*TASK STATEMENT:*
Scan the entries below. Return every line that includes "icon".

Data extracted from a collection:
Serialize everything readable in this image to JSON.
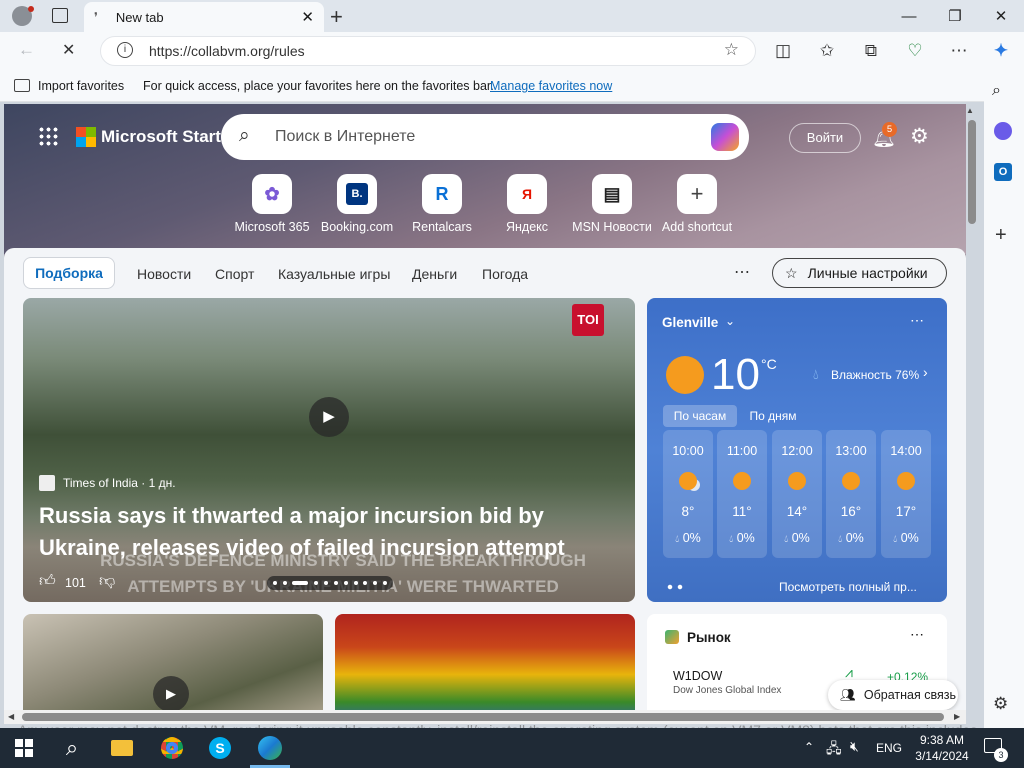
{
  "tab": {
    "title": "New tab"
  },
  "address": {
    "url": "https://collabvm.org/rules"
  },
  "favorites_bar": {
    "import_label": "Import favorites",
    "hint": "For quick access, place your favorites here on the favorites bar.",
    "manage_link": "Manage favorites now"
  },
  "msn": {
    "brand": "Microsoft Start",
    "search_placeholder": "Поиск в Интернете",
    "signin": "Войти",
    "notif_count": "5",
    "shortcuts": [
      {
        "label": "Microsoft 365",
        "icon": "365"
      },
      {
        "label": "Booking.com",
        "icon": "B."
      },
      {
        "label": "Rentalcars",
        "icon": "R"
      },
      {
        "label": "Яндекс",
        "icon": "Я"
      },
      {
        "label": "MSN Новости",
        "icon": "▤"
      },
      {
        "label": "Add shortcut",
        "icon": "+"
      }
    ],
    "nav": [
      "Подборка",
      "Новости",
      "Спорт",
      "Казуальные игры",
      "Деньги",
      "Погода"
    ],
    "personalize": "Личные настройки",
    "hero": {
      "source": "Times of India · 1 дн.",
      "badge": "TOI",
      "headline": "Russia says it thwarted a major incursion bid by Ukraine, releases video of failed incursion attempt",
      "likes": "101",
      "overlay_line1": "RUSSIA'S DEFENCE MINISTRY SAID THE BREAKTHROUGH",
      "overlay_line2": "ATTEMPTS BY 'UKRAINE MILITIA' WERE THWARTED"
    },
    "weather": {
      "city": "Glenville",
      "temp": "10",
      "unit": "°C",
      "humidity": "Влажность 76%",
      "tab_hourly": "По часам",
      "tab_daily": "По дням",
      "hours": [
        {
          "time": "10:00",
          "temp": "8°",
          "precip": "0%"
        },
        {
          "time": "11:00",
          "temp": "11°",
          "precip": "0%"
        },
        {
          "time": "12:00",
          "temp": "14°",
          "precip": "0%"
        },
        {
          "time": "13:00",
          "temp": "16°",
          "precip": "0%"
        },
        {
          "time": "14:00",
          "temp": "17°",
          "precip": "0%"
        }
      ],
      "full_link": "Посмотреть полный пр..."
    },
    "market": {
      "title": "Рынок",
      "ticker": "W1DOW",
      "change": "+0.12%",
      "index": "Dow Jones Global Index"
    },
    "feedback": "Обратная связь"
  },
  "behind_text": "Any user may not destroy the VM, rendering it unusable constantly, install/reinstall the operating system (except on VM7 or VM8) bots that are this includes bots that spam massive amounts of keyboard/mouse input (\"kitting\")",
  "taskbar": {
    "lang": "ENG",
    "time": "9:38 AM",
    "date": "3/14/2024",
    "notif": "3"
  },
  "colors": {
    "accent": "#0f6cbd",
    "weather_bg": "#4a7cd0",
    "taskbar": "#1f2a36"
  }
}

*EXERCISE RESULT:*
        "icon": "365"
        "icon": "B."
        "icon": "R"
        "icon": "Я"
        "icon": "▤"
        "icon": "+"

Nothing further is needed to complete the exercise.